The pie was sitting in plain sight, and Miss Hilly ate two large slices, believing it was some kind of peace offering. When Miss Walters wanted a piece of the pie, Minny refused to give her any. Miss Hilly insisted that her mother could have some (but just a small piece), and then she asked what Minny put in it to make it taste so good. She told her exactly what she put in that pie. Miss Celia is still rapt, but Minny can no longer meet her eyes. Nobody in the kitchen said a word, and then Miss Walters began to laugh. She laughed so hard she almost fell out of her chair. She told her daughter she got what she deserved, and if she were to tell anyone what Minny did, she would be known all over town as the woman who “ate two slices of Minny’s shit.”

Miss Celia looks disgusted, and Minny apologizes. Miss Hilly thought Miss Celia knew the story or she would not have attacked her as she did. Still Miss Celia just stares. Minny tells her that if she leaves Mister Johnny, Miss Hilly will have beaten them both. Finally Miss Celia gathers herself and thanks Minny for telling her the story. The next morning Miss Celia is up and dressed as always, though she does not say much and looks very tired. She tells Minny her plans for the garden and spends the rest of the day working outside.

The next day Miss Celia is sitting at the table and looking at the mimosa tree outside, the one she thinks is ugly and has wanted to get rid of for months. Minny wonders if she will still have a job after today. Miss Celia takes off her heels, cracks her knuckles, and heads outside into the rain. When Minny sees her next, Miss Celia is carrying an axe. She takes a practice swing and then she starts chopping. It is pouring rain and leaves are sticking to her, but every chop of the axe is stronger than the last. Minny sits at the table and waits for her to finish. Underneath the newspaper, Minny sees Miss Hilly’s note and a check for two hundred dollars. When she looks a little closer, Minny sees that Miss Celia has written something in the little space for notes. In pretty, cursive handwriting, Miss Celia has written, “For Two-Slice Hilly.” Outside, the offending tree finally crashes to the ground.

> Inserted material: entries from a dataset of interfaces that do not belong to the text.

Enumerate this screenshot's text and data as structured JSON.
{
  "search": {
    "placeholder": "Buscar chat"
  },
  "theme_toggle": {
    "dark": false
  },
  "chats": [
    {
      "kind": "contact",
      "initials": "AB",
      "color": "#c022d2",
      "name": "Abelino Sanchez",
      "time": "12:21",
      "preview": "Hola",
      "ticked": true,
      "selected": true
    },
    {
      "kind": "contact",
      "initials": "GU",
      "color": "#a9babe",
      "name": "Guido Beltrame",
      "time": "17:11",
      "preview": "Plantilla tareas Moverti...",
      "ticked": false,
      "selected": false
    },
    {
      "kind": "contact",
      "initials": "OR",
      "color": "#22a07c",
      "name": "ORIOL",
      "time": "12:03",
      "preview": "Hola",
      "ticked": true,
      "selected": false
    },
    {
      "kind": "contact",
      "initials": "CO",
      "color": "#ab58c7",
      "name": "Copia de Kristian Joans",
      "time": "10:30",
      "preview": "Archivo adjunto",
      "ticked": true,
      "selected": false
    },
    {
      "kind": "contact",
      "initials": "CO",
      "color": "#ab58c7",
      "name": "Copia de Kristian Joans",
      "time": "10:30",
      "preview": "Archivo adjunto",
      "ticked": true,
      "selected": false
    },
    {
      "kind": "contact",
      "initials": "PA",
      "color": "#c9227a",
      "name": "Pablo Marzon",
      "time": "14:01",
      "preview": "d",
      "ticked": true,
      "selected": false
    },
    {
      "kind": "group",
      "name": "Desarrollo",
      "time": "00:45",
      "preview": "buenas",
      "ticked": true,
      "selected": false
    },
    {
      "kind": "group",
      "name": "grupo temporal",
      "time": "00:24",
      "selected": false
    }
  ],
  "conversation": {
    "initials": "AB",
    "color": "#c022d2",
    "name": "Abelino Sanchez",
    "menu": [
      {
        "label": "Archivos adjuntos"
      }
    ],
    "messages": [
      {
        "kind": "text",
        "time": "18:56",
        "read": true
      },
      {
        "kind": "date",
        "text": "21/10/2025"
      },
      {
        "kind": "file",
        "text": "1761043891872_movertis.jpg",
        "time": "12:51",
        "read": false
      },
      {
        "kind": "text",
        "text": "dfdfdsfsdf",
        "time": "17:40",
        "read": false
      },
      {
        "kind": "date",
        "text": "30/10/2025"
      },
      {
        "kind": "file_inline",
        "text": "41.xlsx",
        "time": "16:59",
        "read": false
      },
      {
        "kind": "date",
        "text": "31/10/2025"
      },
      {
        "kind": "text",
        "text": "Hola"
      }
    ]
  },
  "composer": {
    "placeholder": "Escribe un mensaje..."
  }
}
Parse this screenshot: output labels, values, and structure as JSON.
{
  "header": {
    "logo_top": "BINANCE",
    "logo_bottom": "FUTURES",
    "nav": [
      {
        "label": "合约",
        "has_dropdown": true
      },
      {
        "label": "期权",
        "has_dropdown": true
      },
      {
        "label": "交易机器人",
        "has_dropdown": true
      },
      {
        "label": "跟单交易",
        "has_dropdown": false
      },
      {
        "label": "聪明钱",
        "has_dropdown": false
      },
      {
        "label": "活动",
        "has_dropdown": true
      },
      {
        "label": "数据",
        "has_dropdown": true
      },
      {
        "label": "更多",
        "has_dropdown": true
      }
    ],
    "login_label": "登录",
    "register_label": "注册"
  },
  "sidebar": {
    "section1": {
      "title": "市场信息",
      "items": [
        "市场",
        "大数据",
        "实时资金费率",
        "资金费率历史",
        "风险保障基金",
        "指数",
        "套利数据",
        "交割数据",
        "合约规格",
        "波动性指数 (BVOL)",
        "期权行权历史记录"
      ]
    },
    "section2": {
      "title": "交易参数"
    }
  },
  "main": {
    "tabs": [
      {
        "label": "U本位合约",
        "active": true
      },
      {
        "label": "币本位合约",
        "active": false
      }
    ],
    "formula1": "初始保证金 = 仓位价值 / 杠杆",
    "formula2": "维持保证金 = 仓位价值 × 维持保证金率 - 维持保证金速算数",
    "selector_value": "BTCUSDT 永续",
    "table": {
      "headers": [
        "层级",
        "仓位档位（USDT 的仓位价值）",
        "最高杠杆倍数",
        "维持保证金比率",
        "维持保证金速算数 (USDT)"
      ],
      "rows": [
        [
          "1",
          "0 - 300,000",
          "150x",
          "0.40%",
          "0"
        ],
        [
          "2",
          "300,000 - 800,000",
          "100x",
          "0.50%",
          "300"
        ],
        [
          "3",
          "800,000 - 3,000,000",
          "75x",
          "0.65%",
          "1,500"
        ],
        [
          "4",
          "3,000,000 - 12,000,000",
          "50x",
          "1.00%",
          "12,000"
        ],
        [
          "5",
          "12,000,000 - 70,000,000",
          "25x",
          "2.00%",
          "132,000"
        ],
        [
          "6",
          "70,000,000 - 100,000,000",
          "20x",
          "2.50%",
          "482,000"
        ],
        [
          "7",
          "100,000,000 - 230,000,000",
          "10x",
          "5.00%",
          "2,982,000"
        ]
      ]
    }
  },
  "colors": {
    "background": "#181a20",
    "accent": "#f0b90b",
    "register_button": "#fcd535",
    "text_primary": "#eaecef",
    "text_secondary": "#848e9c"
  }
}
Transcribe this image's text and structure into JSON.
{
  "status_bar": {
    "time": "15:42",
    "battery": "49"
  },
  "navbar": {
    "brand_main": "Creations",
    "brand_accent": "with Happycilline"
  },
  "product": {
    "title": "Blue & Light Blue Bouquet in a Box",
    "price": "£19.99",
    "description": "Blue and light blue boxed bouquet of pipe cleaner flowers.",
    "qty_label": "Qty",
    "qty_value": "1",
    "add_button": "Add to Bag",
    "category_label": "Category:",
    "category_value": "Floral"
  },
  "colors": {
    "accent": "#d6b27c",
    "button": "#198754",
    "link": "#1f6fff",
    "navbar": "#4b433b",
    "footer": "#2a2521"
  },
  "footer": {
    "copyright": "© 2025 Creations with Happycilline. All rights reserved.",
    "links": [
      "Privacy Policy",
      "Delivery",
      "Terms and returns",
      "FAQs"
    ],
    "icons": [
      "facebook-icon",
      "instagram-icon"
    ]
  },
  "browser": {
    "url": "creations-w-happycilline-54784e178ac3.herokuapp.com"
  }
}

Illustration of PDF document

Download The Help Study Guide

Subscribe Now
Previous

Chapter 25 Summary

Next

Chapter 27 Summary